Fact #1: Today is my son, Billy's 13th birthday.
Fact #2: There are over 700 schools in Toronto.
Fact #3: Of those 700 schools, only 23 of them are closed because of Sandy the Storm.
Fact #4: Of those 23 schools that are closed, one is mine and one is my son's.
Fact #5: Burger Priest in Toronto is infamous for its lunchtime lineups.
Fact #6: When Billy and I (and his sister and his friend) went to the Priest today for lunch, there was not a single person in line.
How weird is that?
On second thought, its not weird. Its a gift. A gift for my son and a gift for me. Or at least a reminder of the gift I was given 13 years ago today.
Every day, I drive my son to and from school, make him breakfast, lunch, and dinner, nag him about homework, nag him about practicing his drums, nag him about getting ready for his Bar Mitzvah, nag him about finding something else to do instead of watching tv/playing on his Ipad/playing video games, nag him about brushing his teeth, taking a shower, hanging up his coat, setting the table, putting his plate in the dishwasher, and doing something with his mop of hair. I do all those things because I love him so much and just want him to have the best possible life. But I think that I've been so busy making sure that he has the perfect life, I forgot to take the time to think about the perfect person that he already was the night he was born.
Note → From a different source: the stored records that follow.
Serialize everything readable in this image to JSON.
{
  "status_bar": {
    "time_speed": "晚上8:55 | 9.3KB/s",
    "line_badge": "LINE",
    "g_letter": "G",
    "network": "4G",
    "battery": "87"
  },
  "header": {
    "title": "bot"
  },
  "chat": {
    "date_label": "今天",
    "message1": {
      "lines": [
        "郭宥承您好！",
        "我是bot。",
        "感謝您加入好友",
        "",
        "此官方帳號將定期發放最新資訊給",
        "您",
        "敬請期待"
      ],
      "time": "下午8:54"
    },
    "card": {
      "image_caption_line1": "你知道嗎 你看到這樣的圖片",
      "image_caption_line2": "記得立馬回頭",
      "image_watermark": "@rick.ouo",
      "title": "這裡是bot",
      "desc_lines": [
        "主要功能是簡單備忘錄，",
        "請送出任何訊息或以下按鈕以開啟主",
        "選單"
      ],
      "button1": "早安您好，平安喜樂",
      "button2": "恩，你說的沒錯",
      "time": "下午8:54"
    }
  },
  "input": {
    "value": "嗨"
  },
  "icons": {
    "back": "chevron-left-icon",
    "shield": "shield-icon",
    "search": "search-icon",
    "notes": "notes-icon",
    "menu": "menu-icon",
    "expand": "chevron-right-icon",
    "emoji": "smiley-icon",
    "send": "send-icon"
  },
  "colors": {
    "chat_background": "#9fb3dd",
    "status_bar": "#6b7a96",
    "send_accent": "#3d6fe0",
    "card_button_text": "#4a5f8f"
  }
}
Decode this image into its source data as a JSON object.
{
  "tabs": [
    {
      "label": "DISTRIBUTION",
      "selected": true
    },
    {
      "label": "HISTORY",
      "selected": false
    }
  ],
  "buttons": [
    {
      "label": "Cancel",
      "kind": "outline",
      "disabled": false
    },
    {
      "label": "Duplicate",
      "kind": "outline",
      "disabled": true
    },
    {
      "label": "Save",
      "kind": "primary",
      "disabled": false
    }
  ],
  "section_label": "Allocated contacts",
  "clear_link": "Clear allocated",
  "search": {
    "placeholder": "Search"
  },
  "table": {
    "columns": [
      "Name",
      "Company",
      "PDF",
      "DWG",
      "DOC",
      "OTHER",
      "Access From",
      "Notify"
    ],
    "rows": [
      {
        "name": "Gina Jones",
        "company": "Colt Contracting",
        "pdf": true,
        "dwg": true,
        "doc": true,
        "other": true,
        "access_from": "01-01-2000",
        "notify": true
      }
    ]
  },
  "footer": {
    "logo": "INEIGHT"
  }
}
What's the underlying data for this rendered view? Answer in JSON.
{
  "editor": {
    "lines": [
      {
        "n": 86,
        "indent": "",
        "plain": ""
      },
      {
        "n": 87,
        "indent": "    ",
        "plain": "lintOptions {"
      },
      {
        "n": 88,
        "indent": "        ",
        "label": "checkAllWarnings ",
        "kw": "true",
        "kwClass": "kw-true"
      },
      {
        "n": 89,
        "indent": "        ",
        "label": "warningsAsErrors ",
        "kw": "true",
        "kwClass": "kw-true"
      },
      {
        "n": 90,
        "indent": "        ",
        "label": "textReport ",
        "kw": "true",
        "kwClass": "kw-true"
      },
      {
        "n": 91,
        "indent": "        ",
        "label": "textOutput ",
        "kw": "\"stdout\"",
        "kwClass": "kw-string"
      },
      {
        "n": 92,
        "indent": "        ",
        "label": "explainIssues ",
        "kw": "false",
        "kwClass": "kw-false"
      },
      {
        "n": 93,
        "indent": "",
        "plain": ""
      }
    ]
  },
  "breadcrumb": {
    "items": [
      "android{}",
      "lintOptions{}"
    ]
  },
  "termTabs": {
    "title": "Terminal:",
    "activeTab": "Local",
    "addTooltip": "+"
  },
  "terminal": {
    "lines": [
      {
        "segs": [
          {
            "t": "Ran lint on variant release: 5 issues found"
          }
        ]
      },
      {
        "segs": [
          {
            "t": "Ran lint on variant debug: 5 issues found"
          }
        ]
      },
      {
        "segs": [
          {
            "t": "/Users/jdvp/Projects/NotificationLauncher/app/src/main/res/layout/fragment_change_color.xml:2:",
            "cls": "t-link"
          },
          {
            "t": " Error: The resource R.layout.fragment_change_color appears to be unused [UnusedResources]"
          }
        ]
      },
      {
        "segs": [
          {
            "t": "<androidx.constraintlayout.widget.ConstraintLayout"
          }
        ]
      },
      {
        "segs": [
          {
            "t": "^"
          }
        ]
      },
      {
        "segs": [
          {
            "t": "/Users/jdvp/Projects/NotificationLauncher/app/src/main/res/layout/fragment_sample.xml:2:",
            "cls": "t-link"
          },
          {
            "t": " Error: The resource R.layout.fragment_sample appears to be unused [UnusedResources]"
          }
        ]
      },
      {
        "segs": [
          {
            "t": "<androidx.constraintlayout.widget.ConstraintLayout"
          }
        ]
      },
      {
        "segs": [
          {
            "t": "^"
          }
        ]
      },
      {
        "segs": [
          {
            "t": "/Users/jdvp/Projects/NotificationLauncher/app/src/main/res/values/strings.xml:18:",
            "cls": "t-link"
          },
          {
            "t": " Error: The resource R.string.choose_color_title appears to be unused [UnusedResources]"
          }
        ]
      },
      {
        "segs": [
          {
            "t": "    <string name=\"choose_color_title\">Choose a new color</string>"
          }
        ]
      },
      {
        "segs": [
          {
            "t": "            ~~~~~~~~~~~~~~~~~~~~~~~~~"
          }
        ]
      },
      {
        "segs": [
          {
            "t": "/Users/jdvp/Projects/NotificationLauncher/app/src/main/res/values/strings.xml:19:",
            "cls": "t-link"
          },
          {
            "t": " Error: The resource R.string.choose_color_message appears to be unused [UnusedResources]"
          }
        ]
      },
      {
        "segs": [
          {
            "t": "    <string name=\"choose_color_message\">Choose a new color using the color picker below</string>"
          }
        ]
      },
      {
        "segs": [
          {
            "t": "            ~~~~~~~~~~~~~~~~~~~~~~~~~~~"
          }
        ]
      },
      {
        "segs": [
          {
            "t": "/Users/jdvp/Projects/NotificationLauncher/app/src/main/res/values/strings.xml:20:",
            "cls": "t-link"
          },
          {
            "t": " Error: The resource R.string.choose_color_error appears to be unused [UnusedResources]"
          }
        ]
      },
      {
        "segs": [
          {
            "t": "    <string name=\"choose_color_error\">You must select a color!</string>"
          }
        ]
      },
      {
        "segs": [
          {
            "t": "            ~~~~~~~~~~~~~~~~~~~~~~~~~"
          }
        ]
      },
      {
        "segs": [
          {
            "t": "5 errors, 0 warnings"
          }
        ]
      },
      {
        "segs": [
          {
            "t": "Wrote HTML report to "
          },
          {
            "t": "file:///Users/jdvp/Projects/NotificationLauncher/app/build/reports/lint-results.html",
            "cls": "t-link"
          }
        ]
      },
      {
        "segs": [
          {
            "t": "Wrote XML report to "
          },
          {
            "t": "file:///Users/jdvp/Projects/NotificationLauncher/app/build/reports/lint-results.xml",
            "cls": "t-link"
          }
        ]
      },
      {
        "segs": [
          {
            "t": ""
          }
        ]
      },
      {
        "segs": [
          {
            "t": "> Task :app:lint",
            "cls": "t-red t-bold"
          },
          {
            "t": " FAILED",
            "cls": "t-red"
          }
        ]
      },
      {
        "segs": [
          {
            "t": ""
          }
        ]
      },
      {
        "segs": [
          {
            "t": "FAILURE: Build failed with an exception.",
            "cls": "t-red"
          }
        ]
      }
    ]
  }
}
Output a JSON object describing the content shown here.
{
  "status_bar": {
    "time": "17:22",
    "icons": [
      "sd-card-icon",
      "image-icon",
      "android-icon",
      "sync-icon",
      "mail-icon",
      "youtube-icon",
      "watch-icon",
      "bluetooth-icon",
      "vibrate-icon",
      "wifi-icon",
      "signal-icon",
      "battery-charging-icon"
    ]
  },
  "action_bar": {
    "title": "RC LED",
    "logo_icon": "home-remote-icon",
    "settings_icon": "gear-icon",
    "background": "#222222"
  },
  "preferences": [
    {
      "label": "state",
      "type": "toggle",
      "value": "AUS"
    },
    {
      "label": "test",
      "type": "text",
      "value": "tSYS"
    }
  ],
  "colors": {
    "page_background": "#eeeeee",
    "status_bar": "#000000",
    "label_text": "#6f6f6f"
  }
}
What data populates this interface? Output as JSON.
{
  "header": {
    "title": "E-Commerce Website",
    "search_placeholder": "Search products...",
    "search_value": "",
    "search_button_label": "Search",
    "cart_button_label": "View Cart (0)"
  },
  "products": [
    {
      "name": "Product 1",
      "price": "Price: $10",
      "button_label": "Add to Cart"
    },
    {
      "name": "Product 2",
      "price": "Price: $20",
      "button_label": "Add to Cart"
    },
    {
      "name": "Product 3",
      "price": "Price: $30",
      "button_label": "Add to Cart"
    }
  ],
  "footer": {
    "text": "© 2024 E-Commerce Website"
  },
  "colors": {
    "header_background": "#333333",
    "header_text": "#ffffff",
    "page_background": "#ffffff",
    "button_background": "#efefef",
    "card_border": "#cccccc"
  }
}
The night Billy was born was the night I truly started believing in G-d.
It was 7pm on the evening of October 29th when my labour pains started. But they didn't start slow and build gradually; they started off fast and furious, just a minute or two apart. We rushed down to the hospital where it was determined that not only was I in labour, but that my baby was in distress. The Doctor reassured me that everything was under control; I would still be able to deliver him normally, they would just have to keep a close eye on us.
Then my labour stopped. I stopped having contractions. I stopped dilating. It all just stopped. The Doctors and nurses couldn't figure out how I could have gone from having the world's fastest, most intense labour to no labour at all. But I knew why. My baby was in danger and God needed to get me to the hospital. And as soon as we were in a safe place, it wasn't safe for me to be in labour any more.
Two hours later, my perfect little Billy was born by emergency C-section after near fetal cardiac arrest. He was so tiny and so red. They had to whisk him away to make sure he was ok but not before I heard the nurses debating his weight. Officially, he was 5 pounds, 15 ounces, but they declared him 6 pounds, "because he had a rough day."
They brought him back to me a little while later, and said he was as perfect as I knew he would be.
Since that first miracle on the night he was born, I have experienced so many other small miracles with Billy that there is no doubt in my mind, G-d meant for him to be my son. And for me to be his mother.
Billy has a smile that lights up a room; every teacher he's ever had has said if it weren't for that smile, he'd drive them bananas. He is at the same time the silliest little boy and the wisest old soul. He'd give away every penny he has to homeless individuals if he could (he actually tried to once; he brought his personal life savings to school and tried to donate it all without our knowledge but the teacher called us because bringing a meter-high Hershey Chocolate syrup piggy bank to school seemed suspicious) but save just enough for the latest Simpsons comic, yoyo, or water balloons. He swore off McDonalds for a year (and stuck with it) because he commented that while the food does not at all taste good, it is strangely addicting. A thought that troubled him. That is just one of his many deep thoughts.
At 3, he called his wrists arm ankles because he didn't know the word "wrist" yet and arm-ankle made sense.
At 7 he tried to swear off birthdays because he already knew that its better to be a kid.
At 9, he stopped being a bystander and stood up to his friends who were bullying another boy. He lost all his friends that day. He's never regretted his actions.
At the age of 10, he threw all of his clothing that was manufactured in South Asia away to protest child labour.
At 11, he volunteered to do the eulogy at his grandfather's funeral.
At 12, he commented that while all the other kids were so busy trying to be like everyone else, he would much rather be an individual.
At the age of 13(!) he still tells me he loves me every morning when he leaves for school, and every night, he waits for me to hug him and tell him how proud of him I am for __________________(something he did that day).
And so today, 13 years after that first miracle, I was given another. A divine source gave me one extra, extra-special day to spend with my baby boy before he grows up.